*** Supplied data Section Begins ***
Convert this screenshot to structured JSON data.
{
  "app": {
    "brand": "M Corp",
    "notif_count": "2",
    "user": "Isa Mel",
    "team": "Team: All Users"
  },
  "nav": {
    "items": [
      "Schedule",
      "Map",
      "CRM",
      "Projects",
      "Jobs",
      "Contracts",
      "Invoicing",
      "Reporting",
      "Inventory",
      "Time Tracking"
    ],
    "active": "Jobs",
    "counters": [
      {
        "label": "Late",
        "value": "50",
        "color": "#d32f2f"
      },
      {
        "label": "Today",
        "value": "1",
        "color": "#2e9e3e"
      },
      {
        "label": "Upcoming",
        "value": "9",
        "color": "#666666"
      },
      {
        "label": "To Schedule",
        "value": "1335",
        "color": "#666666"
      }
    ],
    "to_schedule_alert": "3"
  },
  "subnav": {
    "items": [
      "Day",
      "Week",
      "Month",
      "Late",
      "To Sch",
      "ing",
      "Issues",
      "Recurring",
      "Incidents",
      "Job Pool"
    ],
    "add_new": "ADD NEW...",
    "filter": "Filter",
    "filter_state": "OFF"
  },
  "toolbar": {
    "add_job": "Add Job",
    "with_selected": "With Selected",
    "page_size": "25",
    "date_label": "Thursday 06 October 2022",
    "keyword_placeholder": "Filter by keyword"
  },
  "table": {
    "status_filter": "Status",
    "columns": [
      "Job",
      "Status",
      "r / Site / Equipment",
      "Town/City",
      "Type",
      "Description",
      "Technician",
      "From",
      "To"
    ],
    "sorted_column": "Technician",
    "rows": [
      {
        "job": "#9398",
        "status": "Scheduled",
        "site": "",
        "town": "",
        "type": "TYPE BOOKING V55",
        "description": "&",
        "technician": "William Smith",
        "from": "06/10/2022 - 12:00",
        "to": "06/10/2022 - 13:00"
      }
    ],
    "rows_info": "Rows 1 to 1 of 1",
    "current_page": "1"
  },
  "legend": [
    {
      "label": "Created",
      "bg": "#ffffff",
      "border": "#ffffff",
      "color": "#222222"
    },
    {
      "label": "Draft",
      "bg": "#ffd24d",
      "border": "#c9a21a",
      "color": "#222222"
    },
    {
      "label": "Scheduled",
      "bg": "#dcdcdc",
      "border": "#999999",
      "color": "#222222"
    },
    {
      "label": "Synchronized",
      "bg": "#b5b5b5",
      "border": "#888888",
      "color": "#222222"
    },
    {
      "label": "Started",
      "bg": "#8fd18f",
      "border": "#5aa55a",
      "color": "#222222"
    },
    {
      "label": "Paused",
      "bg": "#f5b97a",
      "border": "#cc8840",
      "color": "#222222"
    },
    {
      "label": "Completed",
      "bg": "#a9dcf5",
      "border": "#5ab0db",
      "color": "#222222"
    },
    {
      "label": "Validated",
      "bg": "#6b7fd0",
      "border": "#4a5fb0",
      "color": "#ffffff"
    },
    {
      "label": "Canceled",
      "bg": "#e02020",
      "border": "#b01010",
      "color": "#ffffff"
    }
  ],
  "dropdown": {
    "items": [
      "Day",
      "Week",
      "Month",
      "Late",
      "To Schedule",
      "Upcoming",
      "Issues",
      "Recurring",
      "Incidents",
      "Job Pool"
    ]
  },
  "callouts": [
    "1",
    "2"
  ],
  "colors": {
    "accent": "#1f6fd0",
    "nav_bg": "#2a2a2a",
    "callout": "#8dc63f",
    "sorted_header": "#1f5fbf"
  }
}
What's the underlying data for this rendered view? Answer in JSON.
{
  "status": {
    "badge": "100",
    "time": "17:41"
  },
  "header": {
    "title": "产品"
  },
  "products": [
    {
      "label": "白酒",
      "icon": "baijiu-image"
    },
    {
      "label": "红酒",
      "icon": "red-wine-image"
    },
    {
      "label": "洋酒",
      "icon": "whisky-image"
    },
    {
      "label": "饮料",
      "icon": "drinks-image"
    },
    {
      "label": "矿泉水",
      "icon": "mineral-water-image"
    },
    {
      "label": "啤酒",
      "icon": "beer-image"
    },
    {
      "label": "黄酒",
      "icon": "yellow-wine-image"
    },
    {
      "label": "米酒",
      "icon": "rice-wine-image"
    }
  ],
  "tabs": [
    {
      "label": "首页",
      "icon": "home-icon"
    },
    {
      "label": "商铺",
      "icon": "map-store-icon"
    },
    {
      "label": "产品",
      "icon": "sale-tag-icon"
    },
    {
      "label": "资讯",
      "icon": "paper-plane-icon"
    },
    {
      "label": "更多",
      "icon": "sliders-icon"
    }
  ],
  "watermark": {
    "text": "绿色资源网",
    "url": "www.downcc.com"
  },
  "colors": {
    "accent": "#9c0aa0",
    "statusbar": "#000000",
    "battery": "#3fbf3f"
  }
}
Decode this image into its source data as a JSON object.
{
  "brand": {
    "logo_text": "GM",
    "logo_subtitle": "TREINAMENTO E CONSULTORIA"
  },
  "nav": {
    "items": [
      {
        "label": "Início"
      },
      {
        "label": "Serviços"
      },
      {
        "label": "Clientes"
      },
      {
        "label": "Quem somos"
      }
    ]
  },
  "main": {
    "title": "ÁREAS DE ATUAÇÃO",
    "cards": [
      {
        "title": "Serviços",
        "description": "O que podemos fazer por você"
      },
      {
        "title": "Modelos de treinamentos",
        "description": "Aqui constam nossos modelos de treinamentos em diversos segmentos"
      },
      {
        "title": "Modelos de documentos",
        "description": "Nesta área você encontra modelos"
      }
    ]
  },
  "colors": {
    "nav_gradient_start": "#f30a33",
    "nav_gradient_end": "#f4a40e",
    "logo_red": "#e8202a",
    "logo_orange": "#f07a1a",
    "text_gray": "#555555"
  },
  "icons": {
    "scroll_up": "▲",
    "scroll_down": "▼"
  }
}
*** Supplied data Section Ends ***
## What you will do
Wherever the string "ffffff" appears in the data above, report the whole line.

## Answer box
      "bg": "#ffffff",
      "border": "#ffffff",
      "color": "#ffffff"
      "color": "#ffffff"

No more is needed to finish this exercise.